**YOUR ASSIGNMENT:** Your answer must be the records below, repeated exactly, with every picture left out.

Dataset rows for apps and sites:
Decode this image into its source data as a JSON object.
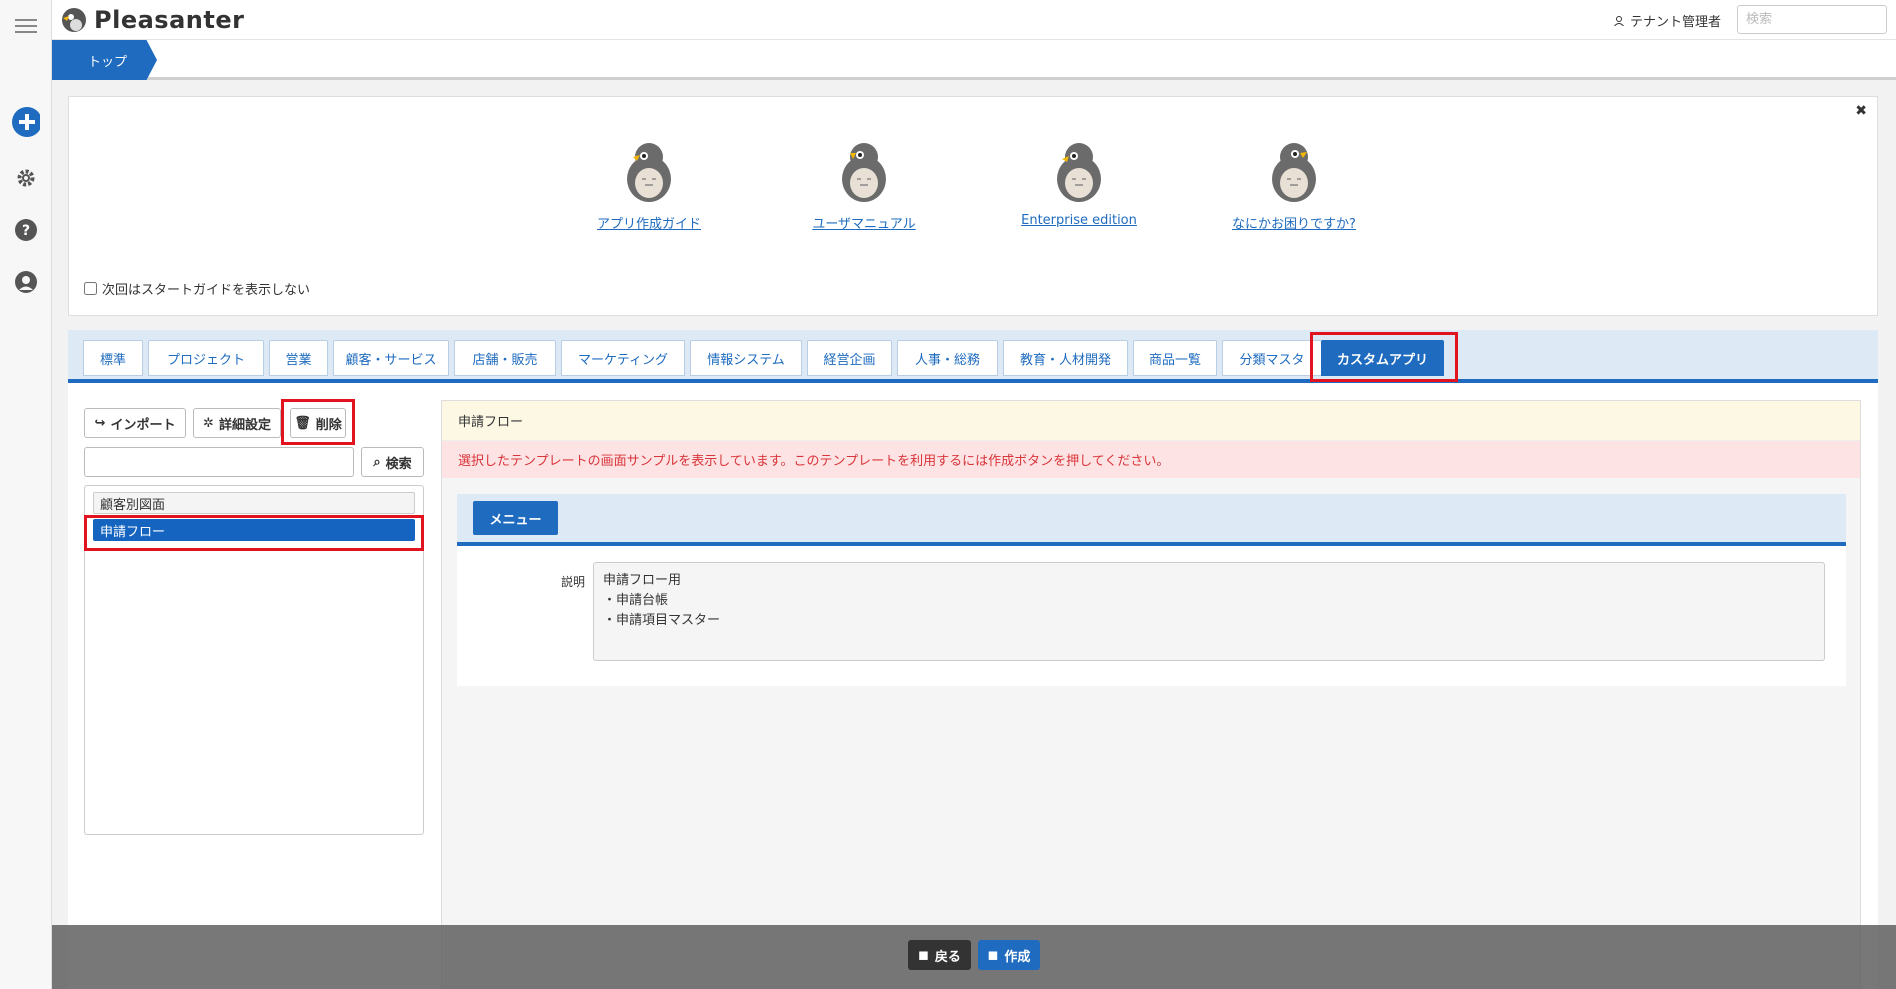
{
  "header": {
    "logo_text": "Pleasanter",
    "user_name": "テナント管理者",
    "search_placeholder": "検索"
  },
  "breadcrumb": {
    "top": "トップ"
  },
  "guide": {
    "items": [
      {
        "label": "アプリ作成ガイド"
      },
      {
        "label": "ユーザマニュアル"
      },
      {
        "label": "Enterprise edition"
      },
      {
        "label": "なにかお困りですか?"
      }
    ],
    "checkbox_label": "次回はスタートガイドを表示しない",
    "close": "✖"
  },
  "tabs": [
    "標準",
    "プロジェクト",
    "営業",
    "顧客・サービス",
    "店舗・販売",
    "マーケティング",
    "情報システム",
    "経営企画",
    "人事・総務",
    "教育・人材開発",
    "商品一覧",
    "分類マスタ",
    "カスタムアプリ"
  ],
  "active_tab": "カスタムアプリ",
  "left": {
    "import_label": "インポート",
    "settings_label": "詳細設定",
    "delete_label": "削除",
    "search_label": "検索",
    "list": [
      "顧客別図面",
      "申請フロー"
    ]
  },
  "right": {
    "title": "申請フロー",
    "message": "選択したテンプレートの画面サンプルを表示しています。このテンプレートを利用するには作成ボタンを押してください。",
    "menu_label": "メニュー",
    "desc_label": "説明",
    "desc_text": "申請フロー用\n・申請台帳\n・申請項目マスター"
  },
  "footer": {
    "back_label": "戻る",
    "create_label": "作成"
  },
  "colors": {
    "accent": "#1e6bbf",
    "highlight": "#e0131f"
  }
}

**EXERCISE SOLUTION:**
Decode this image into its source data as a JSON object.
{
  "header": {
    "logo_text": "Pleasanter",
    "user_name": "テナント管理者",
    "search_placeholder": "検索"
  },
  "breadcrumb": {
    "top": "トップ"
  },
  "guide": {
    "items": [
      {
        "label": "アプリ作成ガイド"
      },
      {
        "label": "ユーザマニュアル"
      },
      {
        "label": "Enterprise edition"
      },
      {
        "label": "なにかお困りですか?"
      }
    ],
    "checkbox_label": "次回はスタートガイドを表示しない",
    "close": "✖"
  },
  "tabs": [
    "標準",
    "プロジェクト",
    "営業",
    "顧客・サービス",
    "店舗・販売",
    "マーケティング",
    "情報システム",
    "経営企画",
    "人事・総務",
    "教育・人材開発",
    "商品一覧",
    "分類マスタ",
    "カスタムアプリ"
  ],
  "active_tab": "カスタムアプリ",
  "left": {
    "import_label": "インポート",
    "settings_label": "詳細設定",
    "delete_label": "削除",
    "search_label": "検索",
    "list": [
      "顧客別図面",
      "申請フロー"
    ]
  },
  "right": {
    "title": "申請フロー",
    "message": "選択したテンプレートの画面サンプルを表示しています。このテンプレートを利用するには作成ボタンを押してください。",
    "menu_label": "メニュー",
    "desc_label": "説明",
    "desc_text": "申請フロー用\n・申請台帳\n・申請項目マスター"
  },
  "footer": {
    "back_label": "戻る",
    "create_label": "作成"
  },
  "colors": {
    "accent": "#1e6bbf",
    "highlight": "#e0131f"
  }
}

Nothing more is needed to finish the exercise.